Hear from students in the School of Civic and Economic Thought and Leadership about what brought them to Arizona State University, the experiences they have had in college, and how they plan on applying their education to their futures.
The best of both worlds
For Devon, her biggest passion is constitutional law. For the past year and a half, she has been a part of the team working on developing the Living Repository for the Arizona Constitution. With the goal to provide a better curriculum for K-12 schools, Devon’s involvement in this project has allowed her to improve her analyzing and research skills, which will serve her well in law school.
A passion for human rights, foreign policy and law.
When looking for a university to attend, Anusha N. knew two things: she wanted to stay close to home and she wanted exciting opportunities for research. She found those two things and more at Arizona State University. The current sophomore is a part of Barrett the Honors College, majoring in Sociology and History with minors in Civic and Economic Thought and Leadership and Spanish, and certificates in Human Rights and International Studies.
A program worth waiting for.
After graduating from the University of Mary, North Dakota in 2015, Jonathon H. had been looking for an opportunity to further his education. Initially he wanted to go to med school, and then thought about dental school and pursuing a doctorate degree, but none of those options aligned with what he really wanted to do. When Jonathon learned about the school’s new Master’s degree program in Classical Liberal Education and Leadership, he felt like this was the program he was waiting for.
Making a real impact
The summer after her first year at ASU, Nicole moved to Washington, D.C. to intern at a congressional office for the summer. While in D.C., Nicole had the opportunity to interview Bernie Sanders, meet Jeff Flake, and experience the day-to-day business of working on Capitol Hill. "I like to think that I was having a real impact, and that's not really something I associated with most internships."
Lowering the barriers to education.
Julia, an Arizonan native, spent 2 months in Israel this summer. Following the end of the Global Intensive Experience with the school of Civic and Economic Thought and Leadership, Julia remained in Tel Aviv and worked as an intern for the African Refugee Development Center as a higher education caseworker with Sudanese and Eritrean refugees and asylum seekers to help get them resources to apply for university, look into vocational and language education, and help them get integrated into the Israeli society.
Work outside of the classroom.
An opportunity to grow.

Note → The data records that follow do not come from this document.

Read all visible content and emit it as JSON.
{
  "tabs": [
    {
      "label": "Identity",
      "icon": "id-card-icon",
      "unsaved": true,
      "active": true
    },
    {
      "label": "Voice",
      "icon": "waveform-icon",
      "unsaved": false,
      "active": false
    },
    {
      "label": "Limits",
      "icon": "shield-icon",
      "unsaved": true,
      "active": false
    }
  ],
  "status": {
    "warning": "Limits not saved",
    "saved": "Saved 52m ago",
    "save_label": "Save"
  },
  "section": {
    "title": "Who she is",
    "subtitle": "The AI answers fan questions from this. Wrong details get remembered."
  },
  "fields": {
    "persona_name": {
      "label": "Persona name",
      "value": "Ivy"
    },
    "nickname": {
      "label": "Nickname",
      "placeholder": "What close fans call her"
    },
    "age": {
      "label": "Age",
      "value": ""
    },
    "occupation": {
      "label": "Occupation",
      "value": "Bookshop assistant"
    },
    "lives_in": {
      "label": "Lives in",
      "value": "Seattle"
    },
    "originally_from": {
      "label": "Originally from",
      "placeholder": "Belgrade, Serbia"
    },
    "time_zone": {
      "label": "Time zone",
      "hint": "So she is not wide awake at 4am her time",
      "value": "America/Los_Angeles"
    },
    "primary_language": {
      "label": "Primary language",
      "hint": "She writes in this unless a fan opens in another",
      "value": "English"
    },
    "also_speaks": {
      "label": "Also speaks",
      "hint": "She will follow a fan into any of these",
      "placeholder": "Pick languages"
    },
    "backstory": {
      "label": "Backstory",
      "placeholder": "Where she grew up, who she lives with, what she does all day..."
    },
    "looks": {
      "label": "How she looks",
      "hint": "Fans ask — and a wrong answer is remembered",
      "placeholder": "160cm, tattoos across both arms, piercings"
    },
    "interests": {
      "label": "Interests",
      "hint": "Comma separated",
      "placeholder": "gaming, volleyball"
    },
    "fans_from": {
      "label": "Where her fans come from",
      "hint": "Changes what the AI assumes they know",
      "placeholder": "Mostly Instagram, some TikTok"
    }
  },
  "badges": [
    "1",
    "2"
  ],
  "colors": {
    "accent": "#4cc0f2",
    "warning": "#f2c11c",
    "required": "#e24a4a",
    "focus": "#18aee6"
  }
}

Cameron D. was initially drawn to Arizona State University because he wanted opportunities to succeed both in and outside the classroom. He was looking for a rigorous curriculum, internships, study abroad opportunities and conferences to attend. Since starting at ASU in August, this first-year student has taken advantage of all of these opportunities.
A very humbling experience.
"This experience changed my worldview and challenged my mindset by exposing me to a completely new culture and community. I was able to hear diverse perspectives and opinions on politics, service, and leadership."
Planting a better future.
Looking around at our interview location, a thriving garden on the perimeter of the Social Sciences building, Jonah excitedly gave us a tour and told us a little bit more about the student garden club he started, Food For Change. With a mission to educate and empower students to engage in all aspects of the local food system, Food For Change supports and promotes local food initiatives on and off campus with the goal to bring awareness to the local food movement happening around the country in the community.
Experiences that form an education.
Max was a first-year student when he went on the school’s Global Intensive Experience to India. "We weren't just looking around and taking pictures," Max said. "These experiences were trying to form our education and the things that we are trying to do later in our lives."
“I haven’t really seen an education like this before."
Currently majoring in neurobiology, Ariana decided to add a minor in civic and economic thought and leadership to her academic pursuits. “I’m better in my STEM classes because of SCETL, but I’m also better in my SCETL classes because of my STEM major.”
A new outlook on education.
In May 2017, Kainoa S. was finishing his sophomore year at Seton Hall University in New Jersey when he started to feel ill. “As I’ve found out, you make a plan and God laughs at you, right?,” Kainoa says. “I’m definitely a testament to that. He wasn’t laughing at me for taking away my plan, but just not understanding the grandness of it.”
"It’s a world-changing experience."
As a transfer student from Chicago, Illinois, Dominic F. was drawn to Arizona State University because of the rankings of the schools in the University and the different global programs they have to offer, which he has taken advantage of by going on the School of Civic and Economic Thought and Leadership’s Global Intensive Experiences to Israel and the West Bank.
Life after college.
In May 2019, Elana Q. was the School of Civic and Economic Thought and Leadership’s first graduate. Since receiving bachelor degrees in civic and economic thought and leadership and philosophy from Arizona State University, Elana has moved to Washington, D.C. and works for Georgetown Law at the Georgetown Center for the Constitution.
A Passion for Civic Discourse.
Justin attended his second Global Intensive Experience in Israel and the West Bank in May 2019, which was the first trip to the deeply conflicted nation in Arizona State University’s history. “I had the opportunity to speak with people on both sides of the political issue of the Israeli-Palestinean conflict, and actually hear their perspectives first hand. That was incredible.”